I had previously read Varenne’s ‘Bed of Nails’ (2013), the story of a Parisian police inspector who’s held in such low regard by his superiors that he heads a division investigating those killings where the ‘murderer’ is (apparently) obvious: the Suicide Section. A novel with a classic structure and with characters who are outlandishly extraordinary (including a dead-on-the-job fakir…), which I appreciated indeed.
In ‘Loser’s Corner’ Varenne shuffles the deck and offers relatively ordinary characters but a peculiar narrative structure: the story bounces between the contemporary affairs of George Crozat, a.k.a. “Le Mur” (the Wall), a Parisian street cop and amateur boxer, mostly good for dodgy bouts (great at soaking up punches, hence the nickname), and those of Pascale Verini, young, socialist, idealist and enough of a rebel to be despatched in punishment to the Algerian front in 1957.
For over two thirds of the novel, Varenne alternates chapters featuring these two non-heroes, two losers desperately seeking for something even they can’t quite put a finger on exactly. Le Mur, about to hang up his gloves, is slowly sinking into depression and is available for dirty jobs – beatings and settling of scores – on behalf of a shady DCI from the Major Crimes division. Verini, as soon as he sets foot on Algerian soil, is transferred to a nightmare ‘farm’ in deepest Sahara, where north-African prisoners of war are mercilessly tortured and killed, away from prying eyes and ears (sounds like the opening sequences of ‘Zero Dark Thirty’, and it is).

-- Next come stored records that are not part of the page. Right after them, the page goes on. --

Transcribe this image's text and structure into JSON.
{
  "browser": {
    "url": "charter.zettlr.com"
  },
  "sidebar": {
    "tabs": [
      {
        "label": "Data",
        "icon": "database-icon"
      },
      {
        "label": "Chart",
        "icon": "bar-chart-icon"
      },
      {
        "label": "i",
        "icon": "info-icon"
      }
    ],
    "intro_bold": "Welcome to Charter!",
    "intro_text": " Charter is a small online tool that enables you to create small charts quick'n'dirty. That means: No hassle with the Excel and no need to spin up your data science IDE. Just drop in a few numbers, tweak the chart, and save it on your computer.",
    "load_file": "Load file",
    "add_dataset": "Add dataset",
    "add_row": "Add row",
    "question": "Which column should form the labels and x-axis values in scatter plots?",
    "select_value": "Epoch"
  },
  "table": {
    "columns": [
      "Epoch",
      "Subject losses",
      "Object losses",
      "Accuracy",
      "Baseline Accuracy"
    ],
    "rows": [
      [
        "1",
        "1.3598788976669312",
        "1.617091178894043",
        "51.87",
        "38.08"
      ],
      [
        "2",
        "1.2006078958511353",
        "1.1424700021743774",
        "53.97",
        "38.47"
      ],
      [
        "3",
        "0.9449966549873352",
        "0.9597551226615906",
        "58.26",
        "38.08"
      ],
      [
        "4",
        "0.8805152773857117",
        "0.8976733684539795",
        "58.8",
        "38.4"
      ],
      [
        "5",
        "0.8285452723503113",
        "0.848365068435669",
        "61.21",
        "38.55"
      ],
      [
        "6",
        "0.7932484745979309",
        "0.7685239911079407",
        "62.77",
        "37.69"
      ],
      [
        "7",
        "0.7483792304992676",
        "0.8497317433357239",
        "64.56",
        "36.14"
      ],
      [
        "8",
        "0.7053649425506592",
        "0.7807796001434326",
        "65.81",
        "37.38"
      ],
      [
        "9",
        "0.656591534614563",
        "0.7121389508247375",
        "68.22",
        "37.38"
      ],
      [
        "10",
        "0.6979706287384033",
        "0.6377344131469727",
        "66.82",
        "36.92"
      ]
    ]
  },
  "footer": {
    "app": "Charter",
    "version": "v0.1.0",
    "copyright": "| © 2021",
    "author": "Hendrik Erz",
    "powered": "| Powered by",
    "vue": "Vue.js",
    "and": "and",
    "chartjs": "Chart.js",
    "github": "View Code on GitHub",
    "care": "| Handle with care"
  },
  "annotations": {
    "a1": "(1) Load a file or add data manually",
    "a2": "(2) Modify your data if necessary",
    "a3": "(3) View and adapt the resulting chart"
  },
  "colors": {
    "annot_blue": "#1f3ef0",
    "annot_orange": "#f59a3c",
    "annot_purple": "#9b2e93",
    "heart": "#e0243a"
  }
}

French noir novels are often far from the English-language and Scandinavian crime fiction canon, and this one is no exception. Varenne’s skill lies in keeping the reader riveted in the absence of a crime or an investigation, and with a plot which sometimes seems a little loose.
I confess that one of the reasons I kept going was curiosity: how will the author manage to tie together the ends of two narrative strands so distant from one another in time, space and atmosphere? It took a little patience but eventually Le Mur, his hands dirty with one of his illegal jobs, will stumble upon the connection between his sordid Parisian underworld and Verini and the senseless atrocities of the Algerian war.
And, though stretching the plot a little, Varenne provides a pacy, dazzling finale with the right note of bitterness, in the best noir tradition.
Varenne writes with spare elegance, in a prose that is as tight in the Parisian section as it’s haunting in the Algerian one. His characters are far removed from cool. No VIPs, rampant cops, criminal geniuses or hero soldier. Instead, an abundance of petty criminals and pettier men of the law, of whores and alcoholic, sadistic paras, of Algerian cut-throats defending their land as best they can. Men who have been mistreated by life, some of them growing old and nursing wounds which they couldn’t, or wouldn’t, let heal.
Not an easy set of materials but Varenne, with the occasional minor stumble, has managed to create a compelling novel, full of common humanity and plot twists, which I found deeply satisfying.